Alan Allport is a postdoctoral lecturer at Princeton University. He lives in Princeton, NJ.

"Demobbed is a detailed and sympathetic examination of this difficult story ... [it] manages to wear its erudition lightly and has a pleasing, easy style." -Roger Moorhouse, BBC History Magazine

"Millions of men – who in many cases had been away for years – returned to their families in 1945. But was it a happy homecoming? A new book tells their stories." -Daily Express

"After Belsen and Hiroshima silenced the world, the bells began to ring again. Suddenly it was summer in England and millions of ex-servicemen who had been uprooted from their lives and families to serve their governments in war were demobbed and returned home"-Birmingham Post

"Alan Allport has done a singular service in exposing at last some of the realities of the demobilization experience… a powerful and pioneering study of a topic which takes the familiar story of the war and reminds us how war messes up the lives of all those affected by its inexorable demands."-Richard Overy, Literary Review

"Insightful portrait of the men who returned home after the second world war…Refreshingly free of jargon but also remarkably moving." -Dominic Sandbrook, Financial Times

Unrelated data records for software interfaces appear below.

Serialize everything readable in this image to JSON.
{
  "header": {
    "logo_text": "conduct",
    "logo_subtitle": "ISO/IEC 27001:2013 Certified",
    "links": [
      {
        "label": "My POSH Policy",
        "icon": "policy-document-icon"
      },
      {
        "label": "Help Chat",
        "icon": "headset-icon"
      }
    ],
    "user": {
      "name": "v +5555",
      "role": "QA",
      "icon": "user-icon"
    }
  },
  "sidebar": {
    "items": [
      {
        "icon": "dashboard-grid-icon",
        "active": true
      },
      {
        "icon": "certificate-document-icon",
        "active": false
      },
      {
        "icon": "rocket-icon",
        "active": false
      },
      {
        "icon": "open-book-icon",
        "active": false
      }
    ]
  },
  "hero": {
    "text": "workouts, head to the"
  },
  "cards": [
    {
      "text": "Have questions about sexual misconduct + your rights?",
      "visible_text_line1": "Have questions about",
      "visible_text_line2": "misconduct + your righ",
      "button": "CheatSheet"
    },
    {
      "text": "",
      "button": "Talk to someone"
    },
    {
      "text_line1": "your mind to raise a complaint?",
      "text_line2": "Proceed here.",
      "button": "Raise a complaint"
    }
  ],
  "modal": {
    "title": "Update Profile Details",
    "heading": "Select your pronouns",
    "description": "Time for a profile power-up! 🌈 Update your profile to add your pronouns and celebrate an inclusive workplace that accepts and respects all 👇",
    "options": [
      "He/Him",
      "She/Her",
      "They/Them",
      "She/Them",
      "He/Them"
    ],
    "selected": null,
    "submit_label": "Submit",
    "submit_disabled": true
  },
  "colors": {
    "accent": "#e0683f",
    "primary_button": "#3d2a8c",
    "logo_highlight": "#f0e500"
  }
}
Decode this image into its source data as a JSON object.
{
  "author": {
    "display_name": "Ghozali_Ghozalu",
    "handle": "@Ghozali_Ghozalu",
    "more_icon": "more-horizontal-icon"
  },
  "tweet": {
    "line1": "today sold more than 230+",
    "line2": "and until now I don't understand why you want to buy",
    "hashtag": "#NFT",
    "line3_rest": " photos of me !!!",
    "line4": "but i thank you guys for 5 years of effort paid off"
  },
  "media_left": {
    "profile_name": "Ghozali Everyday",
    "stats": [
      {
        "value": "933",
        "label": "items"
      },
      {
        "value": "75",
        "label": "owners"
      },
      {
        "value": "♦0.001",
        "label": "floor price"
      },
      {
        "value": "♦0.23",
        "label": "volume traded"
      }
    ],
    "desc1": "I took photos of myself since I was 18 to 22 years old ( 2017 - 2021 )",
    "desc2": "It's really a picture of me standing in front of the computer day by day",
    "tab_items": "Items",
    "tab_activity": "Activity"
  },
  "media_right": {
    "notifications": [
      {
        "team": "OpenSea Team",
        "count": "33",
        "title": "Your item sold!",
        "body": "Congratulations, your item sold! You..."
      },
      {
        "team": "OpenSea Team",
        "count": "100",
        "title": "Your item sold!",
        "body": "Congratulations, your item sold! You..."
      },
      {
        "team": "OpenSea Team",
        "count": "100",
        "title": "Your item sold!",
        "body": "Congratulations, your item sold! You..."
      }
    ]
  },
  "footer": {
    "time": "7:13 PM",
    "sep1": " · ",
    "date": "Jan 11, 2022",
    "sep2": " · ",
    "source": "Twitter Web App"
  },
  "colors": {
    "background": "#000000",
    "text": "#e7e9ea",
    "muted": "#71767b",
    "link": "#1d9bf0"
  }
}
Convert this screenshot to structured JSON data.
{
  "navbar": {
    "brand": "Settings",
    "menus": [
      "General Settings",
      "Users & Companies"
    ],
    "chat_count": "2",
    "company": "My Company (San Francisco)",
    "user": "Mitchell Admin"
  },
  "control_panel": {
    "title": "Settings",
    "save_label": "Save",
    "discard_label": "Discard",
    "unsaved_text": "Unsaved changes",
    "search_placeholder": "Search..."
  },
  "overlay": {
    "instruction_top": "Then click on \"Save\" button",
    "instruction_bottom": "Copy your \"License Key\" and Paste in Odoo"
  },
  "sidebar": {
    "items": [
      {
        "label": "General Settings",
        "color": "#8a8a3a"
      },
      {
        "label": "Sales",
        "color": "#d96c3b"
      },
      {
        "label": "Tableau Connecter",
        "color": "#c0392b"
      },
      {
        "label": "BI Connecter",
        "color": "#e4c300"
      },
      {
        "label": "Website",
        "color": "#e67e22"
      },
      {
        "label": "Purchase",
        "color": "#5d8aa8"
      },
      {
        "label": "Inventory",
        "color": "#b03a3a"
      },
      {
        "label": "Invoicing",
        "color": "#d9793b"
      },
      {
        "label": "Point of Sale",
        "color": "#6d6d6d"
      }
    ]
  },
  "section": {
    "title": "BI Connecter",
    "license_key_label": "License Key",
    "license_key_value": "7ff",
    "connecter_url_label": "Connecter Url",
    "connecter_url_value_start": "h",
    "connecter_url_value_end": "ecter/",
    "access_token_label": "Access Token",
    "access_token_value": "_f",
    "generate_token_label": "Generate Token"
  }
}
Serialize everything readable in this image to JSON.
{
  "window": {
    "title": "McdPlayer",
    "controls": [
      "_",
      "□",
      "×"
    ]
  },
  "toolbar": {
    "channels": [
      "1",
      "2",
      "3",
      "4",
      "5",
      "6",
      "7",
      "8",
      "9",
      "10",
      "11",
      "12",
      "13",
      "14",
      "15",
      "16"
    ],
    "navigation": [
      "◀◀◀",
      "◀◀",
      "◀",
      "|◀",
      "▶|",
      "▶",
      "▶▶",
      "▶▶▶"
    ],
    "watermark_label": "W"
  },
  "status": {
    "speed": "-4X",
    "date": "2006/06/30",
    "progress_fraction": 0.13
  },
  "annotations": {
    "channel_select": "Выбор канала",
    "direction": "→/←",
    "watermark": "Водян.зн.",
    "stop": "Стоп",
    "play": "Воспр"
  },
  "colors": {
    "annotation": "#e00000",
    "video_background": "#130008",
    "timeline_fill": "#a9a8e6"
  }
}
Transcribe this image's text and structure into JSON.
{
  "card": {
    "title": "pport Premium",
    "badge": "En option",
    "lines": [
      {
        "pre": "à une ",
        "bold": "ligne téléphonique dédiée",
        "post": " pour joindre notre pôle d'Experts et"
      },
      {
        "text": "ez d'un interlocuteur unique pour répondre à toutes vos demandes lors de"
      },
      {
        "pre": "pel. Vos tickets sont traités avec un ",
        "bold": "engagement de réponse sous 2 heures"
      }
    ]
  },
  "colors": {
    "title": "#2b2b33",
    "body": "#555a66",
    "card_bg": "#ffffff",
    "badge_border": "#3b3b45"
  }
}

"Impressive study... This is a sympathetic study of an important part of recent social history." -T.B, Contemporary Review